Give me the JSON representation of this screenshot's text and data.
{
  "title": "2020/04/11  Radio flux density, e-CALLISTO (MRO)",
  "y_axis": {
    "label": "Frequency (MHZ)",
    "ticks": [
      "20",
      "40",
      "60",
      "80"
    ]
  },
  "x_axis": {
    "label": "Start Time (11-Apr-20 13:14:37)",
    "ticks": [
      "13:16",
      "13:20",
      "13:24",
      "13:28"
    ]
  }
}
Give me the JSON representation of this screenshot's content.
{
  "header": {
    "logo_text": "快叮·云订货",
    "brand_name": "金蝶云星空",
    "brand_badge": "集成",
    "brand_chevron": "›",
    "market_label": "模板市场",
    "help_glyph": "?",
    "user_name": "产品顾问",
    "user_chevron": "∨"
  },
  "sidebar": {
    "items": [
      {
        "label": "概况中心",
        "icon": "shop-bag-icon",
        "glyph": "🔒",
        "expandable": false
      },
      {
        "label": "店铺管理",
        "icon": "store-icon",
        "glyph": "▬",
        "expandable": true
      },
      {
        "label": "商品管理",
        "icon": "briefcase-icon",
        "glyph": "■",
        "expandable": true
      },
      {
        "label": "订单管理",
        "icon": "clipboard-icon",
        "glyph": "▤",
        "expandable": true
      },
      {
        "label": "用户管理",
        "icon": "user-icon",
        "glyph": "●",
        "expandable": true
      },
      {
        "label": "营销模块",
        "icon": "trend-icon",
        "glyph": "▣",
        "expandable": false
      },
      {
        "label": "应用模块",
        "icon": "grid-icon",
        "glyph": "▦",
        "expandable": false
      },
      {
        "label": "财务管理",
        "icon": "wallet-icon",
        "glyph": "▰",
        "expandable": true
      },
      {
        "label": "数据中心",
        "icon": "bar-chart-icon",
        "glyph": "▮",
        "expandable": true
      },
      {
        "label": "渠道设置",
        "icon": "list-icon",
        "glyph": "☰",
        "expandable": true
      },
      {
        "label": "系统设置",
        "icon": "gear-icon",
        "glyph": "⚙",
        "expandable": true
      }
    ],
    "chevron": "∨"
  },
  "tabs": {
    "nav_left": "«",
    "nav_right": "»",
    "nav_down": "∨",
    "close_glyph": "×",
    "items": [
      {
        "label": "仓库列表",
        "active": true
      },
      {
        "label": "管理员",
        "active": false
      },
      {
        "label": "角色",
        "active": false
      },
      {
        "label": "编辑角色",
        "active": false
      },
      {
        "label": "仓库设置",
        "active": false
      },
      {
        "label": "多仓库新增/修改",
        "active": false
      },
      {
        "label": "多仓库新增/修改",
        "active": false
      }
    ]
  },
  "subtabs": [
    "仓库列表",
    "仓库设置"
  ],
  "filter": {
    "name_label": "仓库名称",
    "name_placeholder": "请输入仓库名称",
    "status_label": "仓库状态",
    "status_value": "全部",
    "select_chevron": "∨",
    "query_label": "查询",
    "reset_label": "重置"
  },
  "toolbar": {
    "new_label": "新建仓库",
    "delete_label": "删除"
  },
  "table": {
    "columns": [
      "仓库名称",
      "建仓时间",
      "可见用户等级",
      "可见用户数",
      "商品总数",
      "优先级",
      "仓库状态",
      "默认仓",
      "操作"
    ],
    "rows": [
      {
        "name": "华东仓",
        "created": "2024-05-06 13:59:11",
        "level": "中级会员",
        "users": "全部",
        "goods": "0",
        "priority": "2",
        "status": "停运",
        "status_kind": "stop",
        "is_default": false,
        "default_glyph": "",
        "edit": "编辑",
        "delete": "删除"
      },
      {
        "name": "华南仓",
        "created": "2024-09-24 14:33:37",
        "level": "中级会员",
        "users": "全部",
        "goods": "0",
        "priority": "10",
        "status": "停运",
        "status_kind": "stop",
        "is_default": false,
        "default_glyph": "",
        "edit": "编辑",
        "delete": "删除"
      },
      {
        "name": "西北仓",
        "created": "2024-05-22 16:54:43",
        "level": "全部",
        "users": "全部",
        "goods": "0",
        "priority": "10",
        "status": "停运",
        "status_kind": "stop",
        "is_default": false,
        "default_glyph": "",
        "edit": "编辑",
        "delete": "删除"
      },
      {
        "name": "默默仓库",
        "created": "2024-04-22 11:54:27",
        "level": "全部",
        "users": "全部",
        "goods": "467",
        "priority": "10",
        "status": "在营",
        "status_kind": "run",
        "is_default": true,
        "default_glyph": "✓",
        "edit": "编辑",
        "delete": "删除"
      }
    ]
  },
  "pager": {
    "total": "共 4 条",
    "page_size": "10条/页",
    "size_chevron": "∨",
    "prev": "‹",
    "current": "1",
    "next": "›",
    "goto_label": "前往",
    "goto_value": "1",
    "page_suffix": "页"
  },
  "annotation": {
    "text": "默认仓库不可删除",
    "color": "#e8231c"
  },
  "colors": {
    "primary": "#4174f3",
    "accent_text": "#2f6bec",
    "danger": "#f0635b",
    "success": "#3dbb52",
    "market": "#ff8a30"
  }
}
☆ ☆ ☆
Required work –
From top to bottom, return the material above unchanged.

Task solution –
Give me the JSON representation of this screenshot's text and data.
{
  "title": "2020/04/11  Radio flux density, e-CALLISTO (MRO)",
  "y_axis": {
    "label": "Frequency (MHZ)",
    "ticks": [
      "20",
      "40",
      "60",
      "80"
    ]
  },
  "x_axis": {
    "label": "Start Time (11-Apr-20 13:14:37)",
    "ticks": [
      "13:16",
      "13:20",
      "13:24",
      "13:28"
    ]
  }
}
Give me the JSON representation of this screenshot's content.
{
  "header": {
    "logo_text": "快叮·云订货",
    "brand_name": "金蝶云星空",
    "brand_badge": "集成",
    "brand_chevron": "›",
    "market_label": "模板市场",
    "help_glyph": "?",
    "user_name": "产品顾问",
    "user_chevron": "∨"
  },
  "sidebar": {
    "items": [
      {
        "label": "概况中心",
        "icon": "shop-bag-icon",
        "glyph": "🔒",
        "expandable": false
      },
      {
        "label": "店铺管理",
        "icon": "store-icon",
        "glyph": "▬",
        "expandable": true
      },
      {
        "label": "商品管理",
        "icon": "briefcase-icon",
        "glyph": "■",
        "expandable": true
      },
      {
        "label": "订单管理",
        "icon": "clipboard-icon",
        "glyph": "▤",
        "expandable": true
      },
      {
        "label": "用户管理",
        "icon": "user-icon",
        "glyph": "●",
        "expandable": true
      },
      {
        "label": "营销模块",
        "icon": "trend-icon",
        "glyph": "▣",
        "expandable": false
      },
      {
        "label": "应用模块",
        "icon": "grid-icon",
        "glyph": "▦",
        "expandable": false
      },
      {
        "label": "财务管理",
        "icon": "wallet-icon",
        "glyph": "▰",
        "expandable": true
      },
      {
        "label": "数据中心",
        "icon": "bar-chart-icon",
        "glyph": "▮",
        "expandable": true
      },
      {
        "label": "渠道设置",
        "icon": "list-icon",
        "glyph": "☰",
        "expandable": true
      },
      {
        "label": "系统设置",
        "icon": "gear-icon",
        "glyph": "⚙",
        "expandable": true
      }
    ],
    "chevron": "∨"
  },
  "tabs": {
    "nav_left": "«",
    "nav_right": "»",
    "nav_down": "∨",
    "close_glyph": "×",
    "items": [
      {
        "label": "仓库列表",
        "active": true
      },
      {
        "label": "管理员",
        "active": false
      },
      {
        "label": "角色",
        "active": false
      },
      {
        "label": "编辑角色",
        "active": false
      },
      {
        "label": "仓库设置",
        "active": false
      },
      {
        "label": "多仓库新增/修改",
        "active": false
      },
      {
        "label": "多仓库新增/修改",
        "active": false
      }
    ]
  },
  "subtabs": [
    "仓库列表",
    "仓库设置"
  ],
  "filter": {
    "name_label": "仓库名称",
    "name_placeholder": "请输入仓库名称",
    "status_label": "仓库状态",
    "status_value": "全部",
    "select_chevron": "∨",
    "query_label": "查询",
    "reset_label": "重置"
  },
  "toolbar": {
    "new_label": "新建仓库",
    "delete_label": "删除"
  },
  "table": {
    "columns": [
      "仓库名称",
      "建仓时间",
      "可见用户等级",
      "可见用户数",
      "商品总数",
      "优先级",
      "仓库状态",
      "默认仓",
      "操作"
    ],
    "rows": [
      {
        "name": "华东仓",
        "created": "2024-05-06 13:59:11",
        "level": "中级会员",
        "users": "全部",
        "goods": "0",
        "priority": "2",
        "status": "停运",
        "status_kind": "stop",
        "is_default": false,
        "default_glyph": "",
        "edit": "编辑",
        "delete": "删除"
      },
      {
        "name": "华南仓",
        "created": "2024-09-24 14:33:37",
        "level": "中级会员",
        "users": "全部",
        "goods": "0",
        "priority": "10",
        "status": "停运",
        "status_kind": "stop",
        "is_default": false,
        "default_glyph": "",
        "edit": "编辑",
        "delete": "删除"
      },
      {
        "name": "西北仓",
        "created": "2024-05-22 16:54:43",
        "level": "全部",
        "users": "全部",
        "goods": "0",
        "priority": "10",
        "status": "停运",
        "status_kind": "stop",
        "is_default": false,
        "default_glyph": "",
        "edit": "编辑",
        "delete": "删除"
      },
      {
        "name": "默默仓库",
        "created": "2024-04-22 11:54:27",
        "level": "全部",
        "users": "全部",
        "goods": "467",
        "priority": "10",
        "status": "在营",
        "status_kind": "run",
        "is_default": true,
        "default_glyph": "✓",
        "edit": "编辑",
        "delete": "删除"
      }
    ]
  },
  "pager": {
    "total": "共 4 条",
    "page_size": "10条/页",
    "size_chevron": "∨",
    "prev": "‹",
    "current": "1",
    "next": "›",
    "goto_label": "前往",
    "goto_value": "1",
    "page_suffix": "页"
  },
  "annotation": {
    "text": "默认仓库不可删除",
    "color": "#e8231c"
  },
  "colors": {
    "primary": "#4174f3",
    "accent_text": "#2f6bec",
    "danger": "#f0635b",
    "success": "#3dbb52",
    "market": "#ff8a30"
  }
}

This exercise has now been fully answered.